I broke my smartphone screen recently. Sadly, it was the second time in about 3 months. Both times my 3-year-old was involved and this time for a variety of reasons, I haven’t got around to fixing it or replacing it yet.
In the meantime, I have been using a simple phone which “just” does calls and texts. You can imagine the euphoric first few days of being off the grid. I realised how great it was to not be constantly scrolling through my social media feeds and my son loved the opportunity to play snake!
Indeed, I started to notice some positive behavioural changes which mirrored lots of the articles I had read previously, usually around New Year or times when people feel overwhelmed by the constant need to be connected. A recent article in the Guardian talked about the group of Silicone Valley tech experts who are also starting to switch off, due to concerns of addition and lack of focus that social media can bring.
Positive changes brought about by lack of access to my beloved smartphone
I make more calls. Going back to a t9 keyboard has meant that it takes quite a while to send a text. It has been nice to speak to people for a change. I have a proper conversation with that person rather than to-ing and fro-ing with instant messenger. I also find that I need to make a conscious decision to get in touch with a person and find out how they are doing, rather than surfing around seeing what people are up to.
I’m more productive. I have shared posts about this before but it really does ring true, I only have access to email near my laptop so am more focused on the task in hand.
I have realised that at heart I do love my tech, I mean really, really love it. This shouldn’t really come as a surprise, after working for BlackBerry for over 10 years. I “just” need to learn to manage the amount of time I spend engaging with it. I feel like I have lost a part of my brain. I use it to record so much information and to plan out work, personal and family life. For example, I hadn’t realised how much I use Whatsapp to communicate with people.
The productivity tools have been particularly noticeable in their absence, especially my calendar & colour-note app.
I admit, I am even feeling the loss of Instagram. It’s a fledgling thing for me but I do love the camaraderie, the giggles and generally the inspiring and creative posts that people put on there. I also use my smartphone as a camera and take daily pictures, whether it be of the kids, plants or nice seasonal scenes. We moved house recently for the first time in ten years. It was pretty momentous and yet we don’t have any snaps from the day or images of the new house as yet.
What about you? Do you think you would miss your smartphone if you were without it? Does it rule your life or help you manage tasks more efficiently? I’d love to hear tips on balancing its value and the addictive nature of being always-on.
*About Kandu Marketing*

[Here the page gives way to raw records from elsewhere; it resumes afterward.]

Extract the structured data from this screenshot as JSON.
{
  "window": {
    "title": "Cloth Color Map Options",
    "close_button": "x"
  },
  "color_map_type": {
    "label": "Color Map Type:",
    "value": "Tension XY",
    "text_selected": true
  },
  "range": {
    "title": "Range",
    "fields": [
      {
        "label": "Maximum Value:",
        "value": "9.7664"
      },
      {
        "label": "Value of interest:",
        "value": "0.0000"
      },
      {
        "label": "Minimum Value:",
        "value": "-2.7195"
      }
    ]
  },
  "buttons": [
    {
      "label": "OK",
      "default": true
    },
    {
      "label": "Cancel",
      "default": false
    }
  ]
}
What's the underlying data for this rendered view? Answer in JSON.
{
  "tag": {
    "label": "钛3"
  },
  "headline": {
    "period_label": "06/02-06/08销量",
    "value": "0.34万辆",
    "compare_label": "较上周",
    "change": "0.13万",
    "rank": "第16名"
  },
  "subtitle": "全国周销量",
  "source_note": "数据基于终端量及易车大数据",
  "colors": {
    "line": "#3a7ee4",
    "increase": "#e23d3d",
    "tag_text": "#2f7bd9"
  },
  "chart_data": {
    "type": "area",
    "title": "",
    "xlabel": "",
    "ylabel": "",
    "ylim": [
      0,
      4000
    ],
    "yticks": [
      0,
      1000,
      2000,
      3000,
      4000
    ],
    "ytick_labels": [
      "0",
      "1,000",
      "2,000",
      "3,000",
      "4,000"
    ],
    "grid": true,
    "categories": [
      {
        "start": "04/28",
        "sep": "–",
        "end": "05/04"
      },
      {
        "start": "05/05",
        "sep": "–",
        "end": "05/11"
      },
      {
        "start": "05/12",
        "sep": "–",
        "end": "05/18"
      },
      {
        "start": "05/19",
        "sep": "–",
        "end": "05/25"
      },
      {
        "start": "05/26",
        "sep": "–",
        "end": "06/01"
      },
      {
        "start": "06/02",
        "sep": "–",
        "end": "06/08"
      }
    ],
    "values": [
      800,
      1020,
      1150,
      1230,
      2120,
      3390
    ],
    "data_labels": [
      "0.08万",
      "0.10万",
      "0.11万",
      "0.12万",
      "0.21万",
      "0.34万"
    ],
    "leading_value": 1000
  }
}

My name is Ruth Buckingham and I am a Freelance Marketing Consultant. I run Kandu Marketing, which I set up in Jan 2016. My aim is to provide marketing support to SME and SOHO clients. This includes, but is not limited to, copywriting, content marketing, digital marketing and marking strategy in Buckinghamshire and beyond. My blog is a mix of business tips, observations on life as a freelancer and the challenges of being a part-time working mother.